At the beginning of this year, I set a reading goal for myself on Goodreads. I don’t read with the intensity that I did when I was in middle and high school , when I’d finish a new book every couple of days. My annual average the past several years has been around 12-14 books, so I figured that a goal of 10 books for 2018 would be safe. After all, with the wedding and my fall exam, I figured I wouldn’t have a ton of time for reading…but that I should easily be able to read ten books.
Well, it’s September 1, and how many books have I read this year? FOUR. That’s right. I’ve read four books. And two of them were in August.
What do I like to read? I really enjoy nonfiction, like books on general science and math. On the fiction side, I love mysteries. If it’s an historical mystery, then even better! I’m in test mode now, so in between work and studying, I don’t want to read anything technical at night. Sorry, nonfiction. Bring on the mysteries! I need escapism!
- Emma in the Night , by Wendy Walker
I’m going to be very honest – I did not like this book. At all. The writing was very stilted in a “this is a draft novel that I’m bringing to workshop, tell me all what you think” kind of way, the characters were not credible, and the pacing was terrible. The novel focuses on 18-year-old Cass, who went missing with her older sister, Emma, three years before the novel opens. Cass ends up returning home, but her sister does not. What happened to Emma?
The actual answer is pretty convoluted and not really rational. My husband asked me yesterday if the ending was predictable, and I gave him this really articulate response – “No…not really…but kind of, in a garbage way.” ??????? Anyway, if you can parse out what I’m saying here, half of the ending (is Emma alive?) is predictable. The other half (what happened to Emma and why) is not, but the plot strains credulity.
The characterizations are tiring. I realized that I’m so over the ~beautiful but sometimes cruel teenager/woman with a dark past who attracts others to her like a magnet.~ It’s such an exhausting cliche that I see too often in mystery novels. And the author’s own attitude towards her female characters is revealing and troubling. I don’t really have an issue with femme fatale characters, but I’m looking for characterizations with depth and complexity. So if you’re going to write about a character who uses sex to advance her station in life, okay, sure, but maybe we can craft better language than “sex power?” “Sex power” is probably the dumbest phrase I’ve read in ages. I know this is seemingly an insignificant thing for me to harp on, but I just couldn’t get over how stupid it is.
Ok, I feel better.
Then there was this gem –
“Her eyes were pale blue but suspended in a perpetual state of anxiety, and she walked and talked and moved with strength, more like a man than a woman. Her eyes, and the way she moved, stood in such stark contrast to her otherwise feminine traits that it made her intriguing. Mysterious. I imagine men found her irresistible. And yet she did not wear a wedding ring.”
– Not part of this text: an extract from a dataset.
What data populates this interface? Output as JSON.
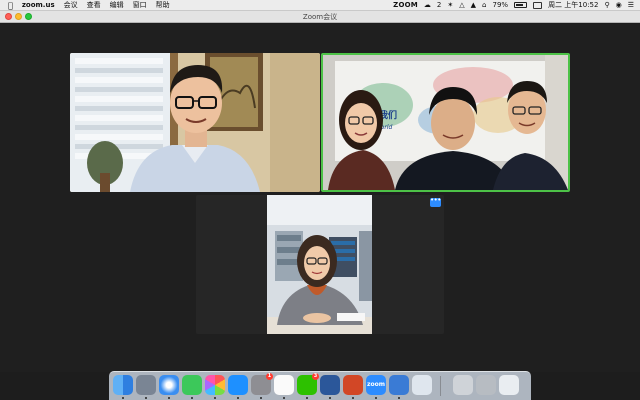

This character walks with ~strength~ so OF COURSE that means she must be more like a man than a woman. Am I right, ladies? And an attractive character in her 30s who is IRRESISTIBLE but UNMARRIED?
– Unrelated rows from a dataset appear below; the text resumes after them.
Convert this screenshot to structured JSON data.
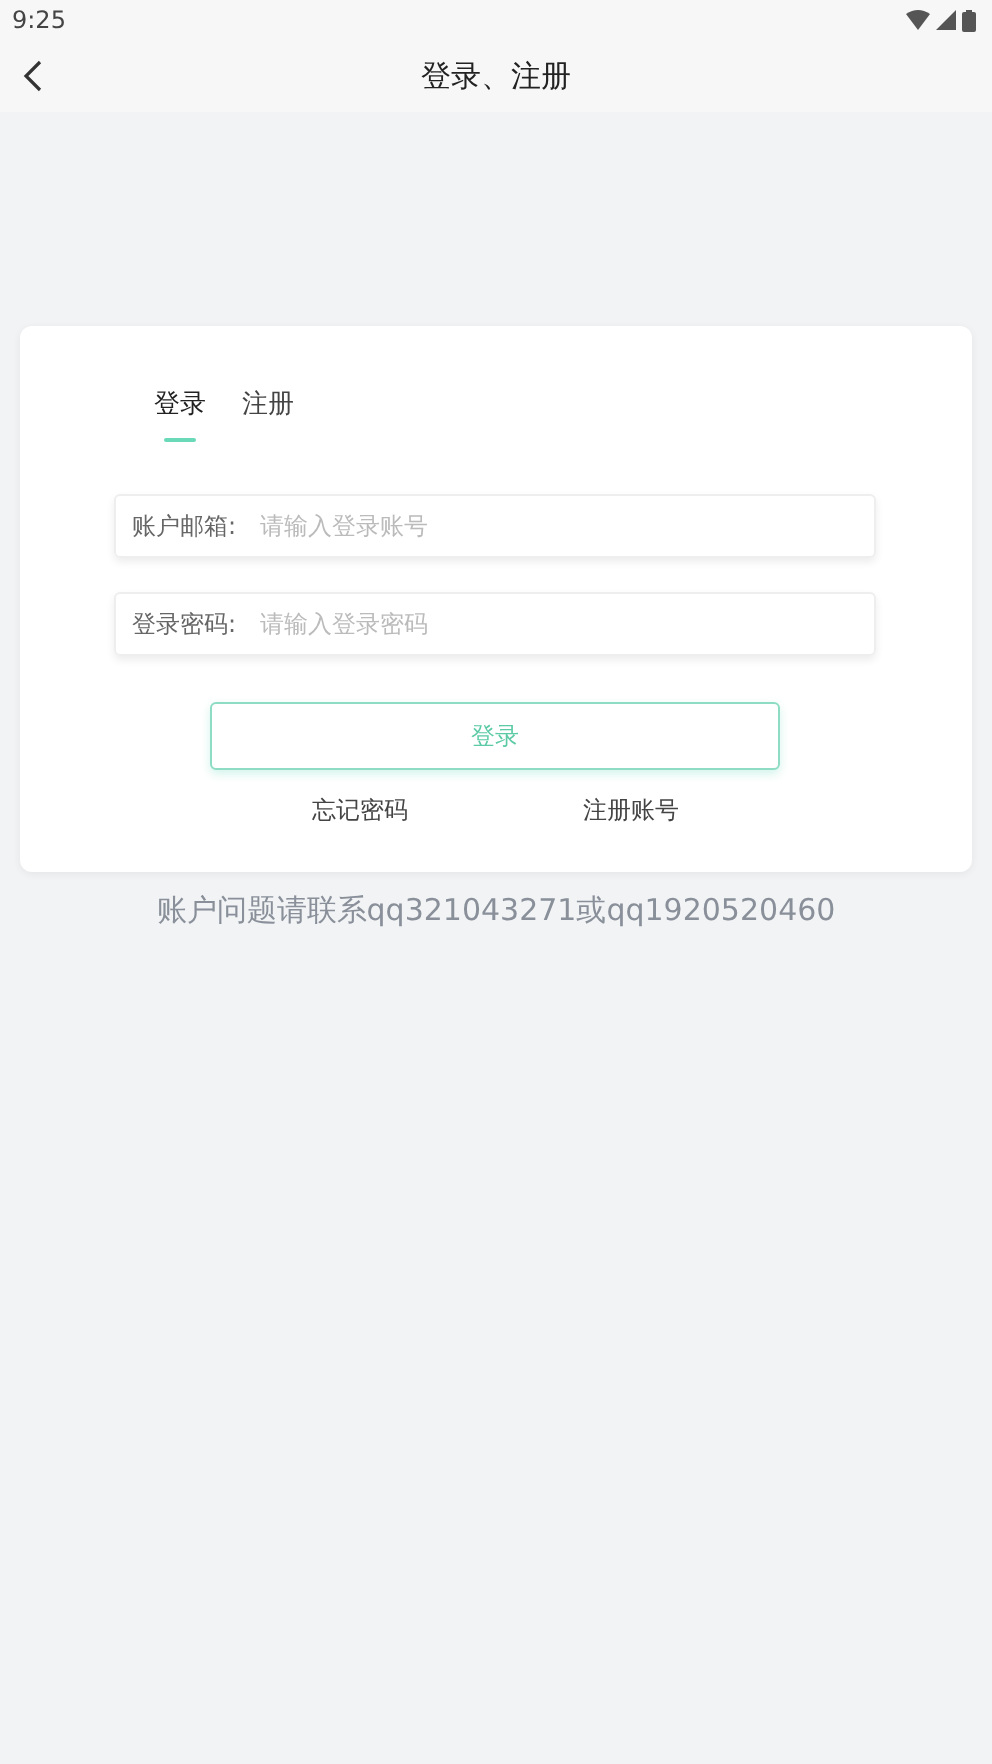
{
  "status_bar": {
    "time": "9:25"
  },
  "header": {
    "title": "登录、注册"
  },
  "tabs": [
    {
      "label": "登录",
      "selected": true
    },
    {
      "label": "注册",
      "selected": false
    }
  ],
  "fields": [
    {
      "label": "账户邮箱:",
      "placeholder": "请输入登录账号"
    },
    {
      "label": "登录密码:",
      "placeholder": "请输入登录密码"
    }
  ],
  "login_button": "登录",
  "links": [
    "忘记密码",
    "注册账号"
  ],
  "contact_note": "账户问题请联系qq321043271或qq1920520460"
}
HOW CAN THE WORLD BE SO CRUEL?
Eyeroll. Ok, I’m done ranting about this book. One star, and that’s being generous.
2. The Breakdown, by B.A. Paris
I actually liked this book, which means that this review will be much shorter. This character is also named Cass. Her life changes one night as she drives home from a work party. She takes a shortcut that her husband told her not to take, and passes a car broken down on the side of the road. The weather is really bad and she decides to drive home instead of seeing if the person needs help. She wakes up the next morning to find out that the driver had been murdered, and police are asking the public for any information. But Cass can’t say anything, because then her husband will know that she ~lied to him~ about her shortcut home. Thus begins Cass’ downward spiral – she starts receiving random phone calls from a creepy anonymous source, she’s forgetting little details of her life, and she begins wondering if the murderer is after her now.
One of this book’s strengths is its pacing – I was eager to continue reading the mystery and it kept my attention the entire way through. The biggest weakness is its predictability – it’s pretty easy to figure out what is happening to Cass early on in the novel. I kept hoping that this was an obvious trap from the author, and this is what she was WANTING me to believe…but it was a little disappointing to see that I was right. The ending felt rushed too, and the overall quality of the story dipped the last couple of chapters. Three stars.
I am now reading Under the Harrow by Flynn Berry…I’ll do a review when I finish it. Let me know what you all are reading!